That’s exactly why it’s important to have a referral system in place so that you are regularly and predictably requesting referrals from your existing clients. Of course, you don’t want your request for referrals to come off as awkward or needy. Instead you want to make the referral being the obvious next step for your existing client.
But simply telling somebody “I get paid in two ways, my fee and referrals,” or asking them to write a list of five people they could refer to you doesn’t typically produce top quality referrals. That’s why you might want to get a little bit more creative. In this article I will explore five offbeat ways to earn referrals from your clients and grow your business.
Ask Your Best Clients for a Referral
This is, of course, the most obvious way to earn a referral from your current clients. If you have a good relationship with an existing client and they’re happy enough with your work that they would be willing to refer someone else to you, then you should definitely ask them for a referral.
But what’s the best way to do that?
It’s definitely not to make the request in a high-pressure fashion, like you’re asking them for money. Instead, find out what your client is looking for help with. Then give them ideas of other clients that might be able to use their services or products.
Once you’ve given them enough helpful information, then end with the inevitable question: “Do you know anybody else that would benefit from my services or products?”
This is the same way that you might ask somebody if they want to buy something. It’s straightforward but not overly pushy and makes it easy for your client to say yes without feeling like they’re doing you a favor.
Ask for a Referral When Your Client is Happiest
Your clients aren’t going to be pleased with your work all of the time. In fact, you’re probably not perfect and they might have complaints about your work from time to time.
In those moments when you’re having a disagreement or misunderstanding with an existing client, it’s probably best for you to not bring up a request for a referral.
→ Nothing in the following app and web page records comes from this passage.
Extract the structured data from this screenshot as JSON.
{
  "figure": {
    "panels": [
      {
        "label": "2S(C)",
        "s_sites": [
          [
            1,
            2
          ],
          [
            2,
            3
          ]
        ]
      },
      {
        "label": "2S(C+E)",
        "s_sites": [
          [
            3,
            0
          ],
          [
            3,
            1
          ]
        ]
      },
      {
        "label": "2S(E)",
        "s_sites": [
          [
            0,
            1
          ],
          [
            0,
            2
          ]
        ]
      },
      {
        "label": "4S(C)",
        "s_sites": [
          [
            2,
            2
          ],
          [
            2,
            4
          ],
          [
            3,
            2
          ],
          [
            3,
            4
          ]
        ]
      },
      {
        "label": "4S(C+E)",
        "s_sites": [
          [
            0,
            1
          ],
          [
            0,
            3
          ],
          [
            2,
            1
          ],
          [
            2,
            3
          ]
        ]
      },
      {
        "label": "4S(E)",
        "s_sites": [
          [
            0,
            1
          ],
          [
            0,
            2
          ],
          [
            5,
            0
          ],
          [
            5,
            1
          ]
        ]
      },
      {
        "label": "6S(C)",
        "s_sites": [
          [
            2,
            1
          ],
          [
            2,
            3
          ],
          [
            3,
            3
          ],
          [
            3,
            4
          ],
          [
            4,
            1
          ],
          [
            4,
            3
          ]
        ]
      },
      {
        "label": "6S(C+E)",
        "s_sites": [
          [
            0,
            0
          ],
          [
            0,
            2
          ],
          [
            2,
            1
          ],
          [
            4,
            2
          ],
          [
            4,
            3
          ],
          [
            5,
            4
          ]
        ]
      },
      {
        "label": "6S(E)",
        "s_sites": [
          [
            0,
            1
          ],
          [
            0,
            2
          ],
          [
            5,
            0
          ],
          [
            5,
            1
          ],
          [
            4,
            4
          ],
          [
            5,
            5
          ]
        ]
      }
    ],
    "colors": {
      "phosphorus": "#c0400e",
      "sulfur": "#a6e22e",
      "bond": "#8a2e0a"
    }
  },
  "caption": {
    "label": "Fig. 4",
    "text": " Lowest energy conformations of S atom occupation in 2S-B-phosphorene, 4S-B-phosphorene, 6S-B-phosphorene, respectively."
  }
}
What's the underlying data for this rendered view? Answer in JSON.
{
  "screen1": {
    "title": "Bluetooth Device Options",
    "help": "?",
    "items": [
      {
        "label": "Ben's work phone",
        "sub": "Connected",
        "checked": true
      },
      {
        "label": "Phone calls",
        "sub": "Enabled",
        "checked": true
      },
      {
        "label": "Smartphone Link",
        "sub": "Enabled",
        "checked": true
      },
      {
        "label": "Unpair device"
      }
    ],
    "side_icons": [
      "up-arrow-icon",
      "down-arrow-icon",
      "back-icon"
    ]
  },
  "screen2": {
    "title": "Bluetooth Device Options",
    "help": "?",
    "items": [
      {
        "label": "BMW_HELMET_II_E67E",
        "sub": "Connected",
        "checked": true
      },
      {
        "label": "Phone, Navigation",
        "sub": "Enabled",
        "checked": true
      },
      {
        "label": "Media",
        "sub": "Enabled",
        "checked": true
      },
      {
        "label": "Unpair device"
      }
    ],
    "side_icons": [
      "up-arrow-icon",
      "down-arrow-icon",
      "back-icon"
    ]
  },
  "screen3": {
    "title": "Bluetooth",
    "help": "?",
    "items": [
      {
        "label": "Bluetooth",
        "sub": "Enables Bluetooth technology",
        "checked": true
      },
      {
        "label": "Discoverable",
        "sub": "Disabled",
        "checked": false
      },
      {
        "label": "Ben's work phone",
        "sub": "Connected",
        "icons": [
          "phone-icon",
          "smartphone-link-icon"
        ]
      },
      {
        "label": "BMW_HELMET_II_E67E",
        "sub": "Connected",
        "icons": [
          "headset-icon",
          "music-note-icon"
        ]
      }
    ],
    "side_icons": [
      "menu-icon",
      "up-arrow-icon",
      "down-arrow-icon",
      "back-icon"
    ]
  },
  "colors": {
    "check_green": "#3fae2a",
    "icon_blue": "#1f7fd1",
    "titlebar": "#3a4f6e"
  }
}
Instead, wait until the dust has settled and they’re happy with your work again. By then, they will hopefully be in a good enough mood that your request is likely to be accepted.
Leverage Linked in’s Advanced Search Feature
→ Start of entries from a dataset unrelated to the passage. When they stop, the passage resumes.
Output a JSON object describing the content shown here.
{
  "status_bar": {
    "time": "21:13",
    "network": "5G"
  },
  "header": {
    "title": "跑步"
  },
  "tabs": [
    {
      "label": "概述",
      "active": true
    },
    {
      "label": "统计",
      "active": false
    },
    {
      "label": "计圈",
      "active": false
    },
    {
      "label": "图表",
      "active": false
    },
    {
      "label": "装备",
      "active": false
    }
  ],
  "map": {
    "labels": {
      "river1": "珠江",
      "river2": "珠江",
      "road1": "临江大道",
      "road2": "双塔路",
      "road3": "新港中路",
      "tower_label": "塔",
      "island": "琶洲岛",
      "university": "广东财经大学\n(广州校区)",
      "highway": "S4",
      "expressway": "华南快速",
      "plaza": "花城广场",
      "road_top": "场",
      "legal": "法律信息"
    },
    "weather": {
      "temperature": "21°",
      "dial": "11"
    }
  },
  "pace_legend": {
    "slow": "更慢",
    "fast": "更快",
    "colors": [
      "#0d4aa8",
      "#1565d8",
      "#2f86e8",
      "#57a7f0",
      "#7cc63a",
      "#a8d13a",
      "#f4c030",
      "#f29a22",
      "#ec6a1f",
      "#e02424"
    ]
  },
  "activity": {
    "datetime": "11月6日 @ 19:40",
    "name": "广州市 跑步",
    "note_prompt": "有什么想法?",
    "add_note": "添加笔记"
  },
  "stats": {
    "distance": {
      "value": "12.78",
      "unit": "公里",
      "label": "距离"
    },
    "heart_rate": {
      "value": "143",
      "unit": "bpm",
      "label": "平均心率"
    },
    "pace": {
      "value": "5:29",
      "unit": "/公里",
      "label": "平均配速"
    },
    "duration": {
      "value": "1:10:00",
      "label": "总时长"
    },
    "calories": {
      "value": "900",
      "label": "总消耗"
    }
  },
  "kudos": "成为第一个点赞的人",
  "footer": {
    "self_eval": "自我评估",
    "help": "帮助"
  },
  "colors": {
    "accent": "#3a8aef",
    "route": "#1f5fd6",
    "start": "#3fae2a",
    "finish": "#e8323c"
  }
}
Understanding how to use LinkedIn’s advanced search feature might be helpful if you want to earn referrals to prospects who are connected with your current clients.
On LinkedIn, you have the option of selecting whether to search for people with whom someone (in this case your existing clients) are directly connected or searching for people who are second-degree connections.
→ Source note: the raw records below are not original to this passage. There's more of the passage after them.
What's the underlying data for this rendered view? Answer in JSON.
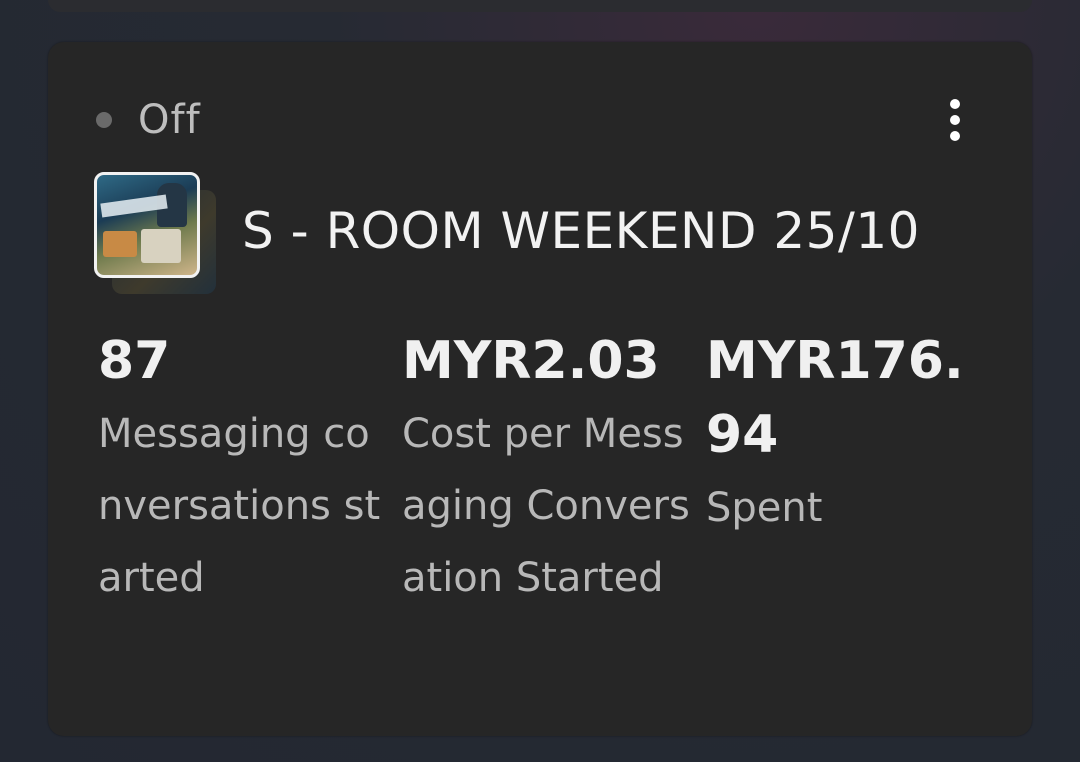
{
  "campaign": {
    "status": "Off",
    "name": "S - ROOM WEEKEND 25/10",
    "thumbnail_icon": "ad-creative-thumbnail",
    "menu_icon": "more-vertical-icon"
  },
  "metrics": [
    {
      "value": "87",
      "label": "Messaging conversations started"
    },
    {
      "value": "MYR2.03",
      "label": "Cost per Messaging Conversation Started"
    },
    {
      "value": "MYR176.94",
      "label": "Spent"
    }
  ],
  "colors": {
    "card_background": "#262626",
    "status_dot": "#6a6a6a",
    "primary_text": "#f0f0f0",
    "secondary_text": "#b8b8b8"
  }
}
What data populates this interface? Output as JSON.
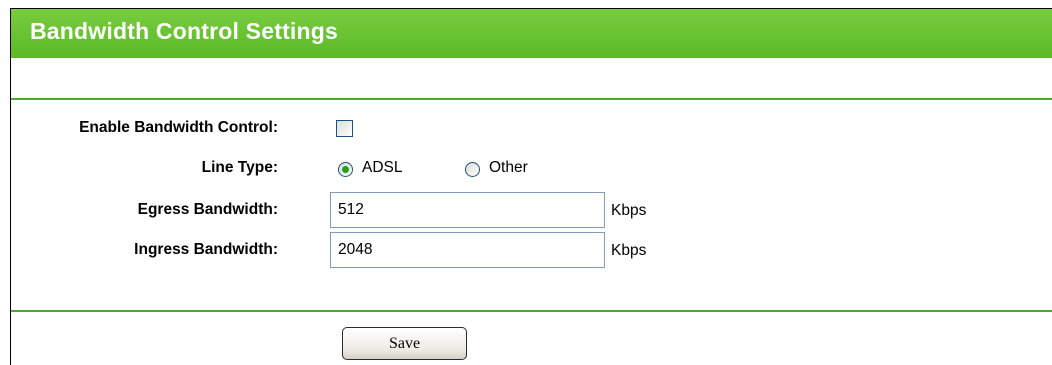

If you have a clear idea of the types of individuals who would like to be introduced to, and your existing clients are connected with those types of people, then LinkedIn gives you the ability to connect the dots and request introductions to specific individuals.
Give the Gift of a Referral Before You Ask For One
Before asking them for a referral, find ways you can refer others to them first. This could be a personal or professional referral depending on who your client is and what they can offer others.
For example, if you have a colleague in another industry who would be interested in your client’s line of work, offer to introduce them.
You’ll often find that in the spirit of reciprocity, your client will feel compelled to follow suit and refer somebody to you. In the end, you’ll hopefully have a long-term business relationship with both of your clients.
Institutionalize Referrals As a Way Of Doing Business
Many businesses create a culture of referral among their clientele. For instance, you might run a contest for the most referrals each month or each quarter. You could also create a wall of fame with photos of your clients who have referred others. Another possibility is to host events where your clients are instructed to bring someone new as their guest.
In any case, you want to create a trust system with your clients so that they feel comfortable referring their friends and family members to your business. The more you can show them that it’s a win-win situation for everyone involved, the better chance you have at earning
If you’d like to explore how you can creatively add a referral process to your business, schedule a no obligation consultation with us here.